Considering a Salt Lake City event? Cheers to that! Thanks to new state legislation, many of Utah's liquor laws, which have been called strange by many out-of-towners, will fall in line with the rest of the country.
New laws eliminate the state's private membership requirements, in which patrons must become "members" by completing a short application and paying an annual or temporary membership before entering a drinking establishment. Now, clubs and bars in Utah will be open to any guest age 21 or older—no membership required.
The new laws will also eliminate the existing requirement for the two-foot-high glass partitions between bartenders and barstool customers in liquor-serving restaurants. These partitions were meant to cut down on overimbibing.

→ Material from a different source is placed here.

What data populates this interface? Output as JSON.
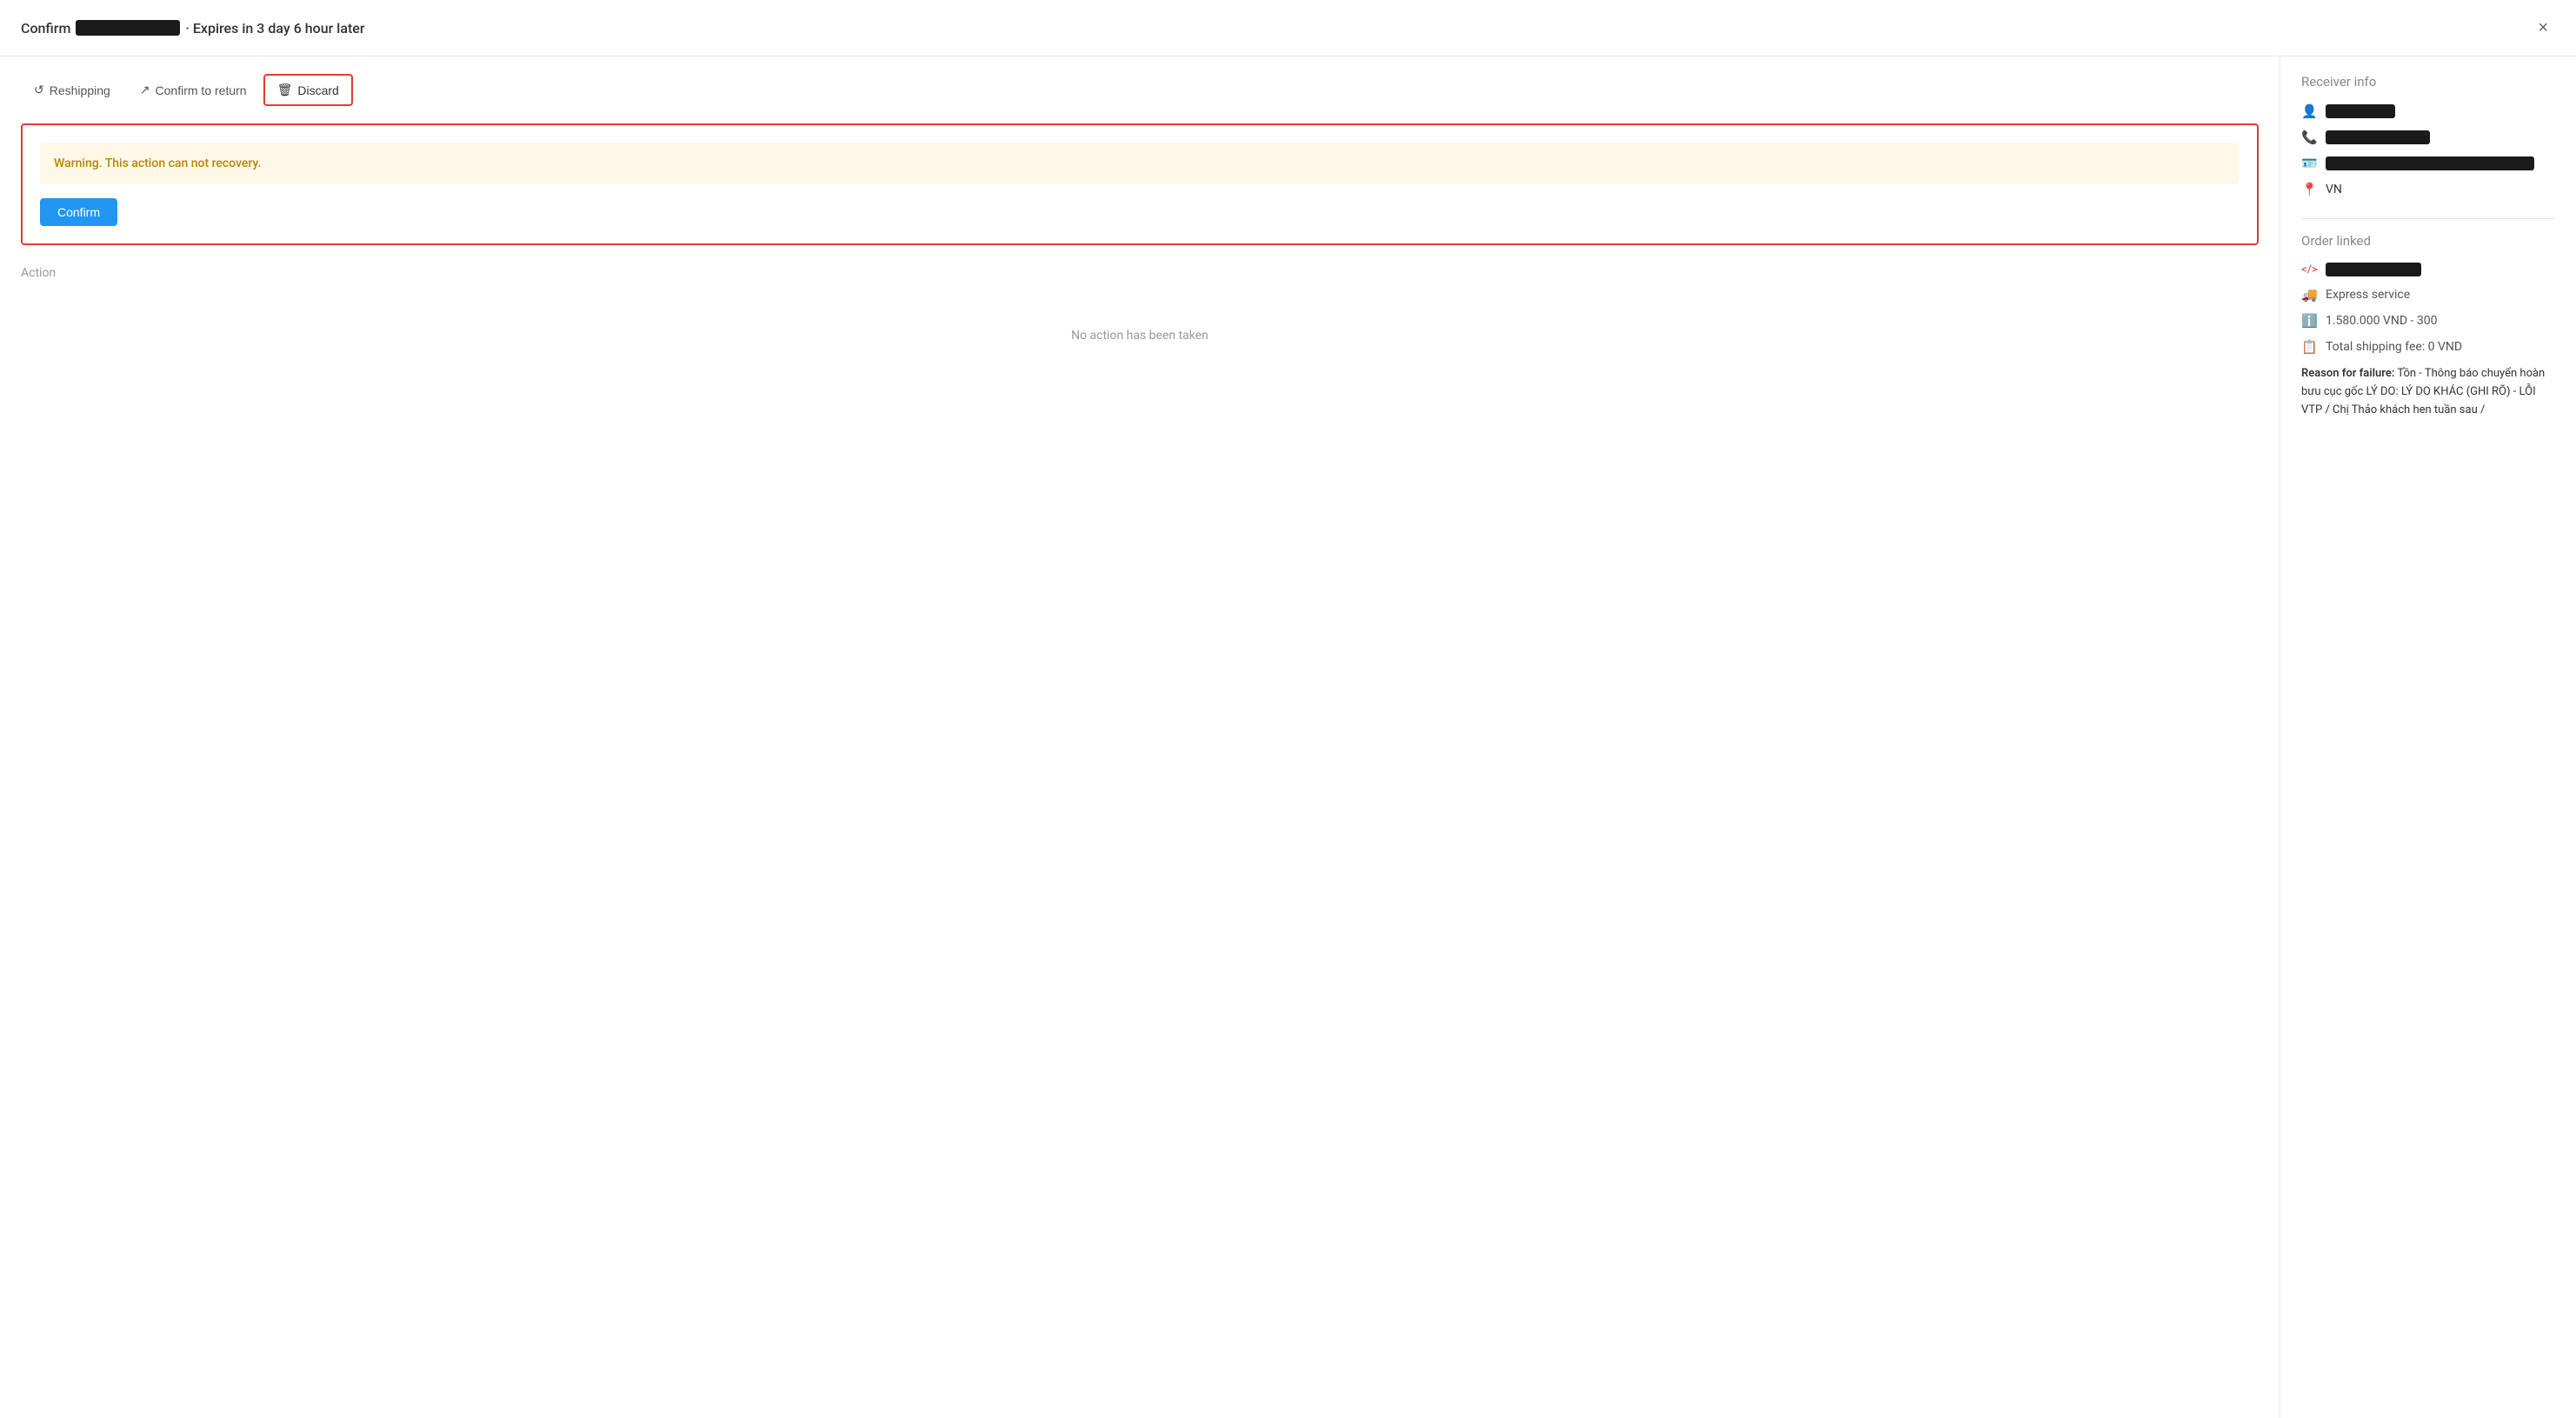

According to the Salt Lake Convention & Visitors Bureau, changes to the liquor laws, which used to baffle visitors, will help eliminate confusion to those considering a Utah meeting, convention or vacation.
"These changes have been sought by Utah's collective tourism industry for as long as I can remember," said Scott Beck, president and CEO of the Salt Lake Convention & Visitors Bureau, in a statement. "Long-time visitors and locals have always known that our liquor laws were more of a perceived barrier to getting a drink in Utah, but that perception was reality to many meeting professionals and potential visitors, sometimes taking Salt Lake and Utah out of the running altogether as a destination. These changes will put Salt Lake's clubs and bars on par with those in most other states and, in turn, enhance Salt Lake's meeting and tourism product—putting us in an incredible position when considering the many other attributes of Salt Lake."
The new regulations go into effect July 1.
To read more about Salt Lake City venues for your meetings and events, check out the Cvent Destination Guide.